The reason is simple. Any person of faith knows that religious exercise is about a lot more than freedom of worship. It’s about (1) the right to dress according to one’s religious dictates, (2) to preach openly, (3) to evangelize, (4) to engage in the public square. Everyone knows that (5) religious Jews keep kosher, (6) religious Quakers don’t go to war, and (7) religious Muslim women wear headscarves—yet “freedom of worship” would protect none of these acts of faith.
Those who would limit religious practice to the cathedral and the home are the very same people who would strip the public square of any religious presence. They are working to (8) tear down roadside memorial crosses built to commemorate fallen state troopers in Utah, (9) to strip “Under God” from the Pledge of Allegiance, and they recently (10) stopped a protester from entering an art gallery because she wore a pro-life pin.
Both of the central contentions of the article about the limited reach of “freedom of worship” — bolded above — are critically wrong, as are their supporting examples.

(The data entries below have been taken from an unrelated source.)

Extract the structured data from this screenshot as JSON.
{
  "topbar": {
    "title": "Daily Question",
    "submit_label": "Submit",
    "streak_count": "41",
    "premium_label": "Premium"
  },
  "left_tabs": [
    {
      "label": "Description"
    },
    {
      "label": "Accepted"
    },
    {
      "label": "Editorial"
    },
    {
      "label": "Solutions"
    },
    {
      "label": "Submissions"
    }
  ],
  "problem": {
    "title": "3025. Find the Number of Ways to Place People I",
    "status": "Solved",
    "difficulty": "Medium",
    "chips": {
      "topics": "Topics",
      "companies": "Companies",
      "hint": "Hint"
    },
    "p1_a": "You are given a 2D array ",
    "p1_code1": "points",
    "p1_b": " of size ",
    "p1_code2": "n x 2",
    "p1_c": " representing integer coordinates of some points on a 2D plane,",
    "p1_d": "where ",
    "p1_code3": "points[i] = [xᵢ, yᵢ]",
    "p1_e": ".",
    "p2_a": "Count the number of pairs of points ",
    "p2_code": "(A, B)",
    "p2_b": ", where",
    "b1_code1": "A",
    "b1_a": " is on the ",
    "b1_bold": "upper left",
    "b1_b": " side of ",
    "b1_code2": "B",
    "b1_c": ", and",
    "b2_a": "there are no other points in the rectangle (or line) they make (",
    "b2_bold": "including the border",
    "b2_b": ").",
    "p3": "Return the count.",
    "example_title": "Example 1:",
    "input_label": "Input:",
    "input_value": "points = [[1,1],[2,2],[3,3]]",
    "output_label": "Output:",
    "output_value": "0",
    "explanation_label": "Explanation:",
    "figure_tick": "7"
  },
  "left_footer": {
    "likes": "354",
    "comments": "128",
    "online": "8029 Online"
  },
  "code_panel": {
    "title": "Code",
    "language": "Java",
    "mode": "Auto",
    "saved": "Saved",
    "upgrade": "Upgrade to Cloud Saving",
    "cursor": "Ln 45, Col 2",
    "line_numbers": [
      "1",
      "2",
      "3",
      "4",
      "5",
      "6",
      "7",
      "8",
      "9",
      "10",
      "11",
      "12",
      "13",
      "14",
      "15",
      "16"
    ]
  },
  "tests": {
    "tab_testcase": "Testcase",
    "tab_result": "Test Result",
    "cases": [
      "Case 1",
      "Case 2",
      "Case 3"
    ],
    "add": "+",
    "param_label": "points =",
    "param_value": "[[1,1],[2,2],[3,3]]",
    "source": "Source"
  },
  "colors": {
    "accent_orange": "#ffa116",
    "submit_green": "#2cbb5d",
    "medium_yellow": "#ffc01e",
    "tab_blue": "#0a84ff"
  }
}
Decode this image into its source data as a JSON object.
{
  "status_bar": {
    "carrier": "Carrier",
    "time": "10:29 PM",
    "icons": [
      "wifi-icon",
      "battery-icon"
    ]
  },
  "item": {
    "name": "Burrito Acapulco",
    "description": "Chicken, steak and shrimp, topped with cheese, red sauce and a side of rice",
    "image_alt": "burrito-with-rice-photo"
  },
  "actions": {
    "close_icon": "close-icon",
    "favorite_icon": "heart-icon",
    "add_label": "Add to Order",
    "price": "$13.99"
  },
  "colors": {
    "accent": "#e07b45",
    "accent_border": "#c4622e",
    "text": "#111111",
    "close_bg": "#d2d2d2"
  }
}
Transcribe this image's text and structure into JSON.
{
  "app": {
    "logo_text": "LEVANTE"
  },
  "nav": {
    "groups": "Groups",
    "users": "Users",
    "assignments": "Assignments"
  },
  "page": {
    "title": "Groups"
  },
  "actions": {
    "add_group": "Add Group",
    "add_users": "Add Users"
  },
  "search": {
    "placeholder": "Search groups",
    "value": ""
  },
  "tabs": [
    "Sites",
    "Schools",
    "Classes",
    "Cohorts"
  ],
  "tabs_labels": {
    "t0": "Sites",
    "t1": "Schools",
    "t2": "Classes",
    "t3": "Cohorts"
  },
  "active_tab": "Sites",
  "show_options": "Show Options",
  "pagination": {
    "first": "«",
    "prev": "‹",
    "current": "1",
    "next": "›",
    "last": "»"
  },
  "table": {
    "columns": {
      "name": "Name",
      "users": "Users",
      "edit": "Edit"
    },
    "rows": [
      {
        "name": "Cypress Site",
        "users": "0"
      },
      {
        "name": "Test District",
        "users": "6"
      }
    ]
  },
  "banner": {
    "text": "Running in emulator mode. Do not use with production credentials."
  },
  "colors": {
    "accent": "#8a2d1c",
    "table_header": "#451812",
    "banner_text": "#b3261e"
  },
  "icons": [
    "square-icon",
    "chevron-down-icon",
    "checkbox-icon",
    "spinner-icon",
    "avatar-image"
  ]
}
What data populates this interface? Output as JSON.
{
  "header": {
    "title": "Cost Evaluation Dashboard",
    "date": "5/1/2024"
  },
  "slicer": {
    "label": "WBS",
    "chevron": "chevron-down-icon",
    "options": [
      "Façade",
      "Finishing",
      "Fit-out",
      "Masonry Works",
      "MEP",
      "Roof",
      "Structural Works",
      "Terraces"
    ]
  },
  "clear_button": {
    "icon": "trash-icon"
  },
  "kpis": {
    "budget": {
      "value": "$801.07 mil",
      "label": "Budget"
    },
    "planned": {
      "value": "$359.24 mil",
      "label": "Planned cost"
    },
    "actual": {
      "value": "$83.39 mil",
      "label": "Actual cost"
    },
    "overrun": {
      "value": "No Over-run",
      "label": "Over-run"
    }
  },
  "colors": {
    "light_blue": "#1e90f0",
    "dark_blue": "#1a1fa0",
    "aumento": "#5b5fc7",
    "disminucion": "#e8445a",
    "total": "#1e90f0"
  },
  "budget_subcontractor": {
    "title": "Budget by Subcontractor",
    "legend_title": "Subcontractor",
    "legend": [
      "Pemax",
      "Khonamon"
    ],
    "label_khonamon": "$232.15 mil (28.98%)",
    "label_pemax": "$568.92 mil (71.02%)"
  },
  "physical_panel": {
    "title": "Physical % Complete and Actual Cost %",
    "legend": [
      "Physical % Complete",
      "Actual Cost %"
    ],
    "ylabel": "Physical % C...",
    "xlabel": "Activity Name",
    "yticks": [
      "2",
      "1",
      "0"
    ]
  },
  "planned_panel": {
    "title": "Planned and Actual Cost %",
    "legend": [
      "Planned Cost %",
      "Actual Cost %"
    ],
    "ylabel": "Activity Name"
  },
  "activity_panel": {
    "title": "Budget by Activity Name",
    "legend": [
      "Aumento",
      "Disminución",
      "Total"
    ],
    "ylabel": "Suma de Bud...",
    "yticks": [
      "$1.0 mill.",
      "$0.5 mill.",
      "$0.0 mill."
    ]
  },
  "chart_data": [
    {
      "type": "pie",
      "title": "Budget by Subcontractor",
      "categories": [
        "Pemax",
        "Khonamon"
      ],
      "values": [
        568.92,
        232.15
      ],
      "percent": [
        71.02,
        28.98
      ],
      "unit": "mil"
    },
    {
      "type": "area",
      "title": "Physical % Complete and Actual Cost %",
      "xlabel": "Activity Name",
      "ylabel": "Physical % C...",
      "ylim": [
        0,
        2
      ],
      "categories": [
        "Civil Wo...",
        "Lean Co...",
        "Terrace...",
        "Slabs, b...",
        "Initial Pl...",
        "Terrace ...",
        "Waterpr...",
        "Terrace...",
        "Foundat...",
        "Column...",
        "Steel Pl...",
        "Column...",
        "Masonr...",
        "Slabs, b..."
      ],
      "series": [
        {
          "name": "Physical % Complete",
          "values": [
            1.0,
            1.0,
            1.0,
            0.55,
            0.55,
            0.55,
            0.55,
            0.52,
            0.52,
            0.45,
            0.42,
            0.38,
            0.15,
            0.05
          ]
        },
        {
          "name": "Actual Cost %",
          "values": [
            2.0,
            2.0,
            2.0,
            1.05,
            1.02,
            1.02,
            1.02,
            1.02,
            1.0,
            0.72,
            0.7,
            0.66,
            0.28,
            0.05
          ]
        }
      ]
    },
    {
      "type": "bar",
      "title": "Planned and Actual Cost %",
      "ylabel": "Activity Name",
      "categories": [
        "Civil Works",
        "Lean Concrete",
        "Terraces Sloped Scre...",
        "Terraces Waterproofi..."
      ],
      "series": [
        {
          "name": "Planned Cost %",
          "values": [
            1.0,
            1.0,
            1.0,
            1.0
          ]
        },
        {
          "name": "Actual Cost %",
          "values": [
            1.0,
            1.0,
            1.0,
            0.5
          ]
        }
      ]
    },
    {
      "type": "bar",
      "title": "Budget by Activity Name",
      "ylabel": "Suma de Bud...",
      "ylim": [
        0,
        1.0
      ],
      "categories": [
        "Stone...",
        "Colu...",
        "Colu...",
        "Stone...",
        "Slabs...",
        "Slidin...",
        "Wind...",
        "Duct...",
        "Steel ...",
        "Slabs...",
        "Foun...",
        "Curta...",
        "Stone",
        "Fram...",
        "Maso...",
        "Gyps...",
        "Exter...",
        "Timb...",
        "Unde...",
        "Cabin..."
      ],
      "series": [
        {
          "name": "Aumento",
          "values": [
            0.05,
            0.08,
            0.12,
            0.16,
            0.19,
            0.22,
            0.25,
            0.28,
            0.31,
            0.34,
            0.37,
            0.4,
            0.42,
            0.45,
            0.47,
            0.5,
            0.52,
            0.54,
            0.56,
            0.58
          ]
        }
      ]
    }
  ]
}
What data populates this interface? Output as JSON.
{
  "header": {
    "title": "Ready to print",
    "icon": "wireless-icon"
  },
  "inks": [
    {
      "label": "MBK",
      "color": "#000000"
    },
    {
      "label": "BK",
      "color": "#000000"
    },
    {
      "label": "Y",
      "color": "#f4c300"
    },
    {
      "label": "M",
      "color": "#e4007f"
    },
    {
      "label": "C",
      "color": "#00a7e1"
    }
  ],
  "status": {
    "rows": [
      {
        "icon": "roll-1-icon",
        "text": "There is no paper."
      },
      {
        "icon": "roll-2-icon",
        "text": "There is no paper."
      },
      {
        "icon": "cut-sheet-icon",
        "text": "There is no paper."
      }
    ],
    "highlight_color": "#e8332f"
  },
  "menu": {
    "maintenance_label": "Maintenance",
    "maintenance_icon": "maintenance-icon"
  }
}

First, as to the reach of “freedom of worship,” numbers 2, 3, and 4 are covered by the First Amendment right to freedom of religion only secondarily. Those rights are best asserted, and emphatically protected, under the free speech clause of the Amendment. Any one of a million Supreme Court cases would be on point for this proposition, but let’s start with Hague v. CIO, 307 U.S. 496 (1939):
Wherever the title of streets and parks may rest, they have immemoriably been held in trust for the public use and, time of out of mind, have been used for purposes of assembly, communicating thought between citizens, and discussing public questions.
Evangelists can rest easy: no-one is going to take away their right to bother the rest of us anytime soon. Further, as to numbers #1, 5, 6, and 7, the phrase “freedom of worship” is legally equivalent to the “freedom of religious expression”: Black’s Law Dictionary defines worship as “any form of religious devotion or service showing reverence for a divine being,” and the cases support that analysis. See Lee v. Weisman, 505 U.S. 577 (1992).
Our favorite new conspiracy theorists also go astray when reading the freedom of religious exercise too broadly. Questions about whether it’s right to “strip the public square of any religious presence” aren’t about “free exercise,” which refers to the individual’s right to practice his faith — they’re about the establishment of religion, which deal with the individual’s right to push his faith on the rest of us, through state-sponsored symbols, political acts, etcetera. I can’t help but think that this confusion is deliberate: for the far-far right, the right to free exercise should include the right to bring the rest of the world under their faith. But that’s not how a pluralistic society works. The First Amendment’s religion clauses delicately balance the individual’s right of worship against the rights of others to be unaffected by personal exercise. You can’t take one part of that compromise, and abandon the other. No matter where you come down on the questions presented by numbers #8 and 9, they’re not questions of freedom to worship — and, as to #10, federal authorities can freely enforce content-neutral rules of expression within federal buildings. Deal with it.
To add the expected note of hypocrisy, general practice, from Norman Rockwell (above, right) to today, shows that “freedom of worship” has always been treated as a more artful description of, not a lesser version of, free expression of religion. It’s clear that today’s right-wing Christian community only sees in Obama what they want to see. They want to see a vast conspiracy to destroy their religion, and so, even when Obama attempts to speak their language, that’s what they see.